Ontario is suggesting that a backlog of refugees in temporary housing could be cleared by pairing them up with private sponsors who have yet to receive families.

Premier Kathleen Wynne says her government has advocated to Ottawa for "making connections" between the government-assisted refugees and sponsors who are "ready and willing" to accept them.

The influx of Syrian refugee arrivals has forced agencies in three cities to request a break in the action to hire extra staff and find permanent homes for those who have already arrived before any more are cleared to come to Canada.

The federal government says the flow will not be slowing down, but refugees who were bound for Vancouver, Toronto and Ottawa will now remain in hotels for a few extra days.

"There are sponsoring families and groups that are ready to take refugees but they haven't had people identified for them," Wynne told a news conference in Toronto on Tuesday. "And there are people sitting in hotels who don't have access to housing and don't have that support."

"What we have done is ask the federal government to look at making those connections," Wynne said.  

Immigration Minister John McCallum said Ottawa is "actively looking" at Wynne's suggestion.

"At a certain level it definitely makes sense," he said. "There are some other issues involved, but we are looking into that."

McCallum also responded to media reports that some government-sponsored refugees said they're not getting much help and would rather go back to their refugee camps in Jordan and Lebanon. 

"I think the vast majority of refugees are happy to be here, and I think they are receiving a warm welcome and they will go to a place where they will have more permanent housing," McCallum said. "They will find jobs and they will become working Canadians like all the refugees in past waves have become."

Since November 4, 2015, 13,764 Syrians have arrived in Canada, of which 7,926 are government-assisted, 4,985 privately sponsored and 853 a blend of the two programs.

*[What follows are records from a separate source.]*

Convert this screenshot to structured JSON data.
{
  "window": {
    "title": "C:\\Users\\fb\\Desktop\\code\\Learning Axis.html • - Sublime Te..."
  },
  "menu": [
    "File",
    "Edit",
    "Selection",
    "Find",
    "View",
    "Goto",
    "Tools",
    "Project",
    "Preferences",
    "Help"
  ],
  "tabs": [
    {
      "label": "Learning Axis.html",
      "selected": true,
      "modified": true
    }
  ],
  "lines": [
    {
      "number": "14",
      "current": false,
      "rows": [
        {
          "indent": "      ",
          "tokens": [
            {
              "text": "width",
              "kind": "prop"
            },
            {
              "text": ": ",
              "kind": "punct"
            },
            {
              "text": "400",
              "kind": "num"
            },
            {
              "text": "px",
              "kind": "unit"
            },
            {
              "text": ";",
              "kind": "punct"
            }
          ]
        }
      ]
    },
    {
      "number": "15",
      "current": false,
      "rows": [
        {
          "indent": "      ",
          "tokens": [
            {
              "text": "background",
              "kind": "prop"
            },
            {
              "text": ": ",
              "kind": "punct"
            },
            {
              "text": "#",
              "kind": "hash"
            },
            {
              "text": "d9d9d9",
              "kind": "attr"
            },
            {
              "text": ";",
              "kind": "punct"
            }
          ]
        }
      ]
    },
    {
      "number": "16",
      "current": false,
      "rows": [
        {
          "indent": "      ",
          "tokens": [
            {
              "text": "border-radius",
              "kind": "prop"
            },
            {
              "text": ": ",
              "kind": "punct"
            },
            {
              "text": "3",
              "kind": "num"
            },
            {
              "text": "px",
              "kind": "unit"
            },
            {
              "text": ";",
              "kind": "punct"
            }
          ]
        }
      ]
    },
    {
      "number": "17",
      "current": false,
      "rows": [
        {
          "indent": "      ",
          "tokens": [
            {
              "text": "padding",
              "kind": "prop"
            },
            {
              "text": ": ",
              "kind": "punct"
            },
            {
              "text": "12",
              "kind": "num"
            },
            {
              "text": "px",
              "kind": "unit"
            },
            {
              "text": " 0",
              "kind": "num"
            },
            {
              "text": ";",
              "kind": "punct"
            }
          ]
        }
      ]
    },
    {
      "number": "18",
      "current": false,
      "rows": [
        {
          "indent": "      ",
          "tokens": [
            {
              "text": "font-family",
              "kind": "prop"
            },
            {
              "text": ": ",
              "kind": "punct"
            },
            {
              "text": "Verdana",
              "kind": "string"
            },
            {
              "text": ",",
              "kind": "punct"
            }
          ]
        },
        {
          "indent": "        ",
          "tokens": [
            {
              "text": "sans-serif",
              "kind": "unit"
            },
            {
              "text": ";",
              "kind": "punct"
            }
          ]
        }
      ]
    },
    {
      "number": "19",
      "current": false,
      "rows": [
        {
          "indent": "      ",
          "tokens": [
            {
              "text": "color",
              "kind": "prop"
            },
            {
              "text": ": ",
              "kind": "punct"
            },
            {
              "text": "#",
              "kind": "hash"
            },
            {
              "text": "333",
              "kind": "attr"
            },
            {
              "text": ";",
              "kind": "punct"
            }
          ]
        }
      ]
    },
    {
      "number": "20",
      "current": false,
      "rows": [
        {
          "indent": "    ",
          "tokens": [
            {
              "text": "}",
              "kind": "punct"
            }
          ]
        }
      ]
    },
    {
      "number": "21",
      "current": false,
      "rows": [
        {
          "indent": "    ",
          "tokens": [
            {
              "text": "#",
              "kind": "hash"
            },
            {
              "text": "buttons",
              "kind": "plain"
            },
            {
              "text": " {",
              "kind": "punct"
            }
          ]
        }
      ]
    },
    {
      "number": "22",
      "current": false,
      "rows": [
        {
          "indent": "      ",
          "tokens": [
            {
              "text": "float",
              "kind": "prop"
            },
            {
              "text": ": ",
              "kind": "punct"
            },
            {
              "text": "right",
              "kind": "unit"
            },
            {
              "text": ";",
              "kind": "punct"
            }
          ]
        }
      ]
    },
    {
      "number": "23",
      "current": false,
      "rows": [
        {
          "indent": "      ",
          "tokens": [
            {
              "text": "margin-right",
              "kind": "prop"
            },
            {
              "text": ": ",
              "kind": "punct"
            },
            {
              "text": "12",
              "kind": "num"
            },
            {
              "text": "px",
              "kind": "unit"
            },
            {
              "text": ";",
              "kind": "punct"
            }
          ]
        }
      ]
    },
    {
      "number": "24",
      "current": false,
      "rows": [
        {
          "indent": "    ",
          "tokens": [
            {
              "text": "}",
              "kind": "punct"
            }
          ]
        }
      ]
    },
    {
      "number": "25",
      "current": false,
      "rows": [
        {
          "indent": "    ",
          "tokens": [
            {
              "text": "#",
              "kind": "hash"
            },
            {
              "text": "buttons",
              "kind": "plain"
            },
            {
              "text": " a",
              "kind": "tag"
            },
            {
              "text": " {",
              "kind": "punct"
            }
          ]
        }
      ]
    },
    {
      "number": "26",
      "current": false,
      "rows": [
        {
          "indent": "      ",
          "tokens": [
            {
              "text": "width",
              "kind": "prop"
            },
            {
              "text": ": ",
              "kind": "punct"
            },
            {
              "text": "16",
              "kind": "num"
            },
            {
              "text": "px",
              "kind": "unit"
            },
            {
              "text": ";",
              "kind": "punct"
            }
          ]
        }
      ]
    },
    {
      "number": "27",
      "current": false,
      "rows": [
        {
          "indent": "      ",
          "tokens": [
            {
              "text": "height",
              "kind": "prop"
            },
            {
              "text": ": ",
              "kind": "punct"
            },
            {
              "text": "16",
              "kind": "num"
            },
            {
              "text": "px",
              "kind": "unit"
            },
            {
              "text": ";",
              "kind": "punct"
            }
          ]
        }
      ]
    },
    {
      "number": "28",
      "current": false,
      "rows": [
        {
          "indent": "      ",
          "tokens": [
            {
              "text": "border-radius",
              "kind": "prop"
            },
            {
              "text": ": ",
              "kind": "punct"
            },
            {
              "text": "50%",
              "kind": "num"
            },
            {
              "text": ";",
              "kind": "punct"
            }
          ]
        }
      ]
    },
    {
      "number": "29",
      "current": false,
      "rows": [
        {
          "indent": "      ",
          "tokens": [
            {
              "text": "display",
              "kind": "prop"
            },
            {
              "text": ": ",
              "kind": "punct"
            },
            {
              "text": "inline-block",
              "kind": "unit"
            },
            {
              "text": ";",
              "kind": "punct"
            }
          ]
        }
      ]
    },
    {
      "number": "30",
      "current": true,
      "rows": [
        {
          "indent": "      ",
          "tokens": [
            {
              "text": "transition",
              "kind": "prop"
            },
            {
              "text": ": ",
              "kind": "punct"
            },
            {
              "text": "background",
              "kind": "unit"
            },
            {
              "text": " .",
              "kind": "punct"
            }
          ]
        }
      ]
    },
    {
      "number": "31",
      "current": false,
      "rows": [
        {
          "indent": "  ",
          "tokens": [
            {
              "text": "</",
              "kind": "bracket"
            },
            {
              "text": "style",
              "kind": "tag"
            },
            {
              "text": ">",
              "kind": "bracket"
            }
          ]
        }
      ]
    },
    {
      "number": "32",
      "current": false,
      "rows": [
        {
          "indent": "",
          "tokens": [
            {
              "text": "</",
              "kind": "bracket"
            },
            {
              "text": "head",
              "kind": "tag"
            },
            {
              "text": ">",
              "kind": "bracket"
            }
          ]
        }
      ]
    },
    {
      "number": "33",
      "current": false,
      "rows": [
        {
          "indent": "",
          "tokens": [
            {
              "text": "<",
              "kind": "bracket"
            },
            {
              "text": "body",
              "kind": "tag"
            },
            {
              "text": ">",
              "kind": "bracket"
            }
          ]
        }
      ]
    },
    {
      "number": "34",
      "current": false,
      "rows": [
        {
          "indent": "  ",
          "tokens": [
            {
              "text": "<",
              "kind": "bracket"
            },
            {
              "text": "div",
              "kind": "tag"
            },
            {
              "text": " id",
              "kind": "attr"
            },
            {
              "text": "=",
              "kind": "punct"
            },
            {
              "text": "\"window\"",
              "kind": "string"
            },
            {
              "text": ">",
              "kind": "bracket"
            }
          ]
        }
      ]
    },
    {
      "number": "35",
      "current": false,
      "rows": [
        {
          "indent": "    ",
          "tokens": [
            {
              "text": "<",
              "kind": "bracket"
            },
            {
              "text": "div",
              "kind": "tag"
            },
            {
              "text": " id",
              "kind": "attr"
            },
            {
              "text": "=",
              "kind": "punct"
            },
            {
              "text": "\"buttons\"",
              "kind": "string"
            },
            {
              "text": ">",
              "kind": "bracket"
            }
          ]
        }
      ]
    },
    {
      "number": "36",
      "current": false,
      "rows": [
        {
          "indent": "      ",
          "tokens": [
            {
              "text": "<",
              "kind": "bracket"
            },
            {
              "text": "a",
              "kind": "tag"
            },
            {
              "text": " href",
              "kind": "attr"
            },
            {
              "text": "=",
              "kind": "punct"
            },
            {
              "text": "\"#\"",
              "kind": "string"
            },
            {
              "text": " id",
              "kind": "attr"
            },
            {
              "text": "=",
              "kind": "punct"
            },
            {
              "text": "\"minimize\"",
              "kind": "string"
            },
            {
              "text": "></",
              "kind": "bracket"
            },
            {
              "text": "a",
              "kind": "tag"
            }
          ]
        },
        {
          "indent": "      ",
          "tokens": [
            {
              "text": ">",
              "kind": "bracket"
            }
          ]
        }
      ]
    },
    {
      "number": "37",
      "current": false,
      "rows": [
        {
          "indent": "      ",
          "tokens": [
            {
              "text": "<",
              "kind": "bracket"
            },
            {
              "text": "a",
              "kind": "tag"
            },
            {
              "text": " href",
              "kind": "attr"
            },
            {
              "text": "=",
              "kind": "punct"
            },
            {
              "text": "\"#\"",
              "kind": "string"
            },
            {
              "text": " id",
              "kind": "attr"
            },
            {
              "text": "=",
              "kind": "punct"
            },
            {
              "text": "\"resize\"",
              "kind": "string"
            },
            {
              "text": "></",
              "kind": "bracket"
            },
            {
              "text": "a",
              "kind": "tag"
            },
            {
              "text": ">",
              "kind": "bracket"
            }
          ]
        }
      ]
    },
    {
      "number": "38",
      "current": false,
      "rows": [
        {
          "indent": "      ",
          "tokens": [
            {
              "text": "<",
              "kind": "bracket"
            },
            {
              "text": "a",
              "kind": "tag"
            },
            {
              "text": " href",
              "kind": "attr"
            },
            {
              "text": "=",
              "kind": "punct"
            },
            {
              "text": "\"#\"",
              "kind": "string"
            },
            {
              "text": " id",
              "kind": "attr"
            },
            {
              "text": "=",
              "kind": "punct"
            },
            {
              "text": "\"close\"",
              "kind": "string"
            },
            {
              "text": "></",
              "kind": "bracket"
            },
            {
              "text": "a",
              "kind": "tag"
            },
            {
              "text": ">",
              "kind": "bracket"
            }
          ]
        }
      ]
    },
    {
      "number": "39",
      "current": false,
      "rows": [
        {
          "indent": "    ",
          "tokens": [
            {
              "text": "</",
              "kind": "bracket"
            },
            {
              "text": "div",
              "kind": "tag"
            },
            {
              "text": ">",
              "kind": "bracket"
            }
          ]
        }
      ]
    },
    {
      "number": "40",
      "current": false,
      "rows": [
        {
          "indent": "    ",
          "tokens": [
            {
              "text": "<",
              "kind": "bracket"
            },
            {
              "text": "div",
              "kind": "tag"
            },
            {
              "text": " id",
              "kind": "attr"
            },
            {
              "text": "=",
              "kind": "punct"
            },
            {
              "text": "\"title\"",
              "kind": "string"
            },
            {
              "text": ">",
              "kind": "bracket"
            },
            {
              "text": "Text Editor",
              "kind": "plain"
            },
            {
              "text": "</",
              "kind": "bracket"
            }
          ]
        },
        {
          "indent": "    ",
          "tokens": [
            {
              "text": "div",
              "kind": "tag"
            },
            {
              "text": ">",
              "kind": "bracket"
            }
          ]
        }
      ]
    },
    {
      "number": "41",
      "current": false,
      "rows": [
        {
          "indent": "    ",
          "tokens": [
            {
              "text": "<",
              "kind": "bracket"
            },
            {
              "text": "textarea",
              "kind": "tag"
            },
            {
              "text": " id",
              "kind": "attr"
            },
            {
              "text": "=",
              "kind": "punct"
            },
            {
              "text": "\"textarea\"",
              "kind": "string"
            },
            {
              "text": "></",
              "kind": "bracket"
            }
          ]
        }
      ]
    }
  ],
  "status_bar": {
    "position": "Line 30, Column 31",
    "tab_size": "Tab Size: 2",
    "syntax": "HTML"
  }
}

An early element of the resettlement plan called for refugees to be housed temporarily at military bases in Ontario and Quebec until permanent homes could be found, but that is now considered an option of last resort. No bases have taken refugees so far.